- Written work
Two essays, in any subject. We will send out more specific information about what is required after the UCAS deadline, but you will not need to write anything new specially for this.
- Admissions assessments
There will be no admissions assessment for this subject at Sidney Sussex College.
Two interviews, both related to the subject. The first may involve a historical source to read 15 minutes prior to interview.
- Subject requirements
- Learn about our standard entry requirements for ASNC on the University website.
- At Sidney, popular subject combinations might include English, History, a modern language or Latin, but we do not have any particular requirements and are simply looking for evidence of academic ability in the humanities.
- It is helpful to have some idea of the areas of the Tripos that you might wish to study, and you should also do some exploratory reading about the topics that particularly interest you. The Anglo-Saxon, Norse and Celtic department has information on the papers that make up the ASNC Tripos, as well as some suggestions for introductory reading.

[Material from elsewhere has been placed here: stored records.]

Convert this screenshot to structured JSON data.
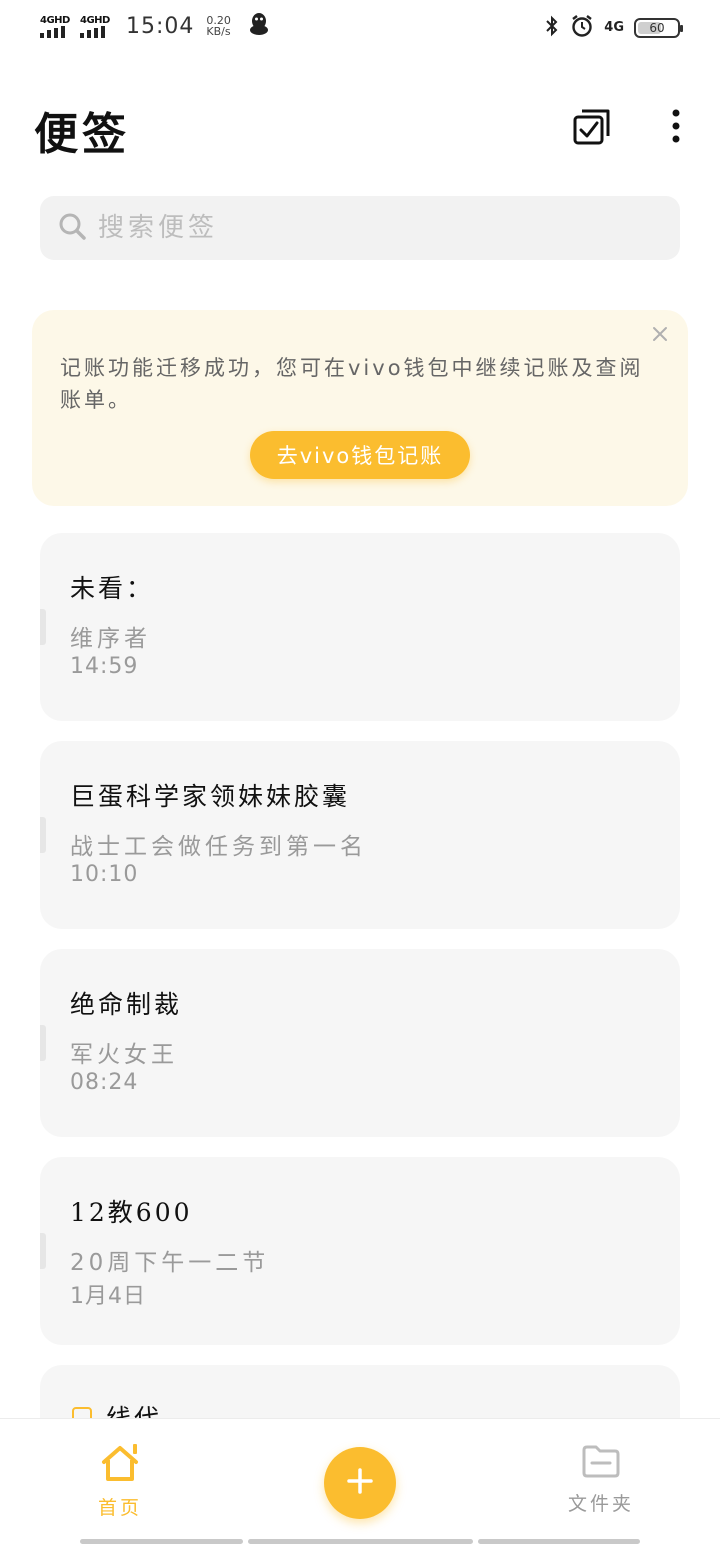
{
  "status_bar": {
    "signal1_label": "4GHD",
    "signal2_label": "4GHD",
    "time": "15:04",
    "speed_value": "0.20",
    "speed_unit": "KB/s",
    "network_label": "4G",
    "battery_level": 60,
    "battery_text": "60"
  },
  "header": {
    "title": "便签"
  },
  "search": {
    "placeholder": "搜索便签"
  },
  "banner": {
    "text": "记账功能迁移成功，您可在vivo钱包中继续记账及查阅账单。",
    "button_label": "去vivo钱包记账"
  },
  "notes": [
    {
      "title": "未看：",
      "subtitle": "维序者",
      "time": "14:59"
    },
    {
      "title": "巨蛋科学家领妹妹胶囊",
      "subtitle": "战士工会做任务到第一名",
      "time": "10:10"
    },
    {
      "title": "绝命制裁",
      "subtitle": "军火女王",
      "time": "08:24"
    },
    {
      "title": "12教600",
      "subtitle": "20周下午一二节",
      "time": "1月4日"
    },
    {
      "title": "线代",
      "subtitle": "",
      "time": ""
    }
  ],
  "bottom_nav": {
    "home_label": "首页",
    "folder_label": "文件夹"
  },
  "colors": {
    "accent": "#fbbd2f",
    "banner_bg": "#fdf8e8",
    "card_bg": "#f6f6f6",
    "muted_text": "#9a9a9a"
  }
}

- Please note that offers are set on an individual basis using all of the information available to us in context of the entire field of applicants.
- Beyond the syllabus
Are you excited to learn more about the subject by delving beyond the school syllabus? Explore our Beyond the syllabus resource hub to discover interesting websites, podcasts, videos, and books related to the subject you love!
Typical A-level offer
Typical IB offer
41-42 points overall, with 776 at Higher Level
1 - 2
ASNC offers a nine-month MPhil centred around a dissertation (50% of the total mark) complemented by the chance to acquire core scholarly skills and to participate in a text-seminar offering the broadest view of the early medieval literature of Britain, Ireland and Scandinavia. The MPhil cohort is on average around 15 students, spread across all Colleges, who quickly integrate into ASNC's tight-knit community through sharing classes with undergraduates at the same time as attending seminars with doctoral students.
Around six students per year begin the ASNC doctoral programme, working on topics across the whole range covered by the Department.
At the University of Cambridge applications for postgraduate study are processed centrally by the Postgraduate Admissions Office. The application form and supporting documents are submitted electronically via their website and the online self-service system, though academic decisions on applications are made by the Faculty.
There are many funding opportunities at Cambridge from a wide variety of sources including the Cambridge Trust, Gates Cambridge, Colleges, Departments, Research Councils and central University funds. You can use the Postgraduate Admissions' Cambridge Funding Search to find out which type of funding you might be eligible for, and how and when to apply. They also operate a Postgraduate Funding Competition to co-ordinate some of these funding opportunities and make the process easier for you as an applicant.
To find information about the funds available for postgraduate students at Sidney, visit our Studentships and funding page.
- Useful links
Opportunities to work, travel, and study
The College is able to offer financial support for a number of student pursuits including:
- Professional and research internships
- Study awards
- Vacation travel
- Arts and music
While it will not be possible to provide support in all cases, current students are strongly encouraged to apply if they have a project which would benefit from financial support.
Discover more on our Opportunities to work, travel, and study page.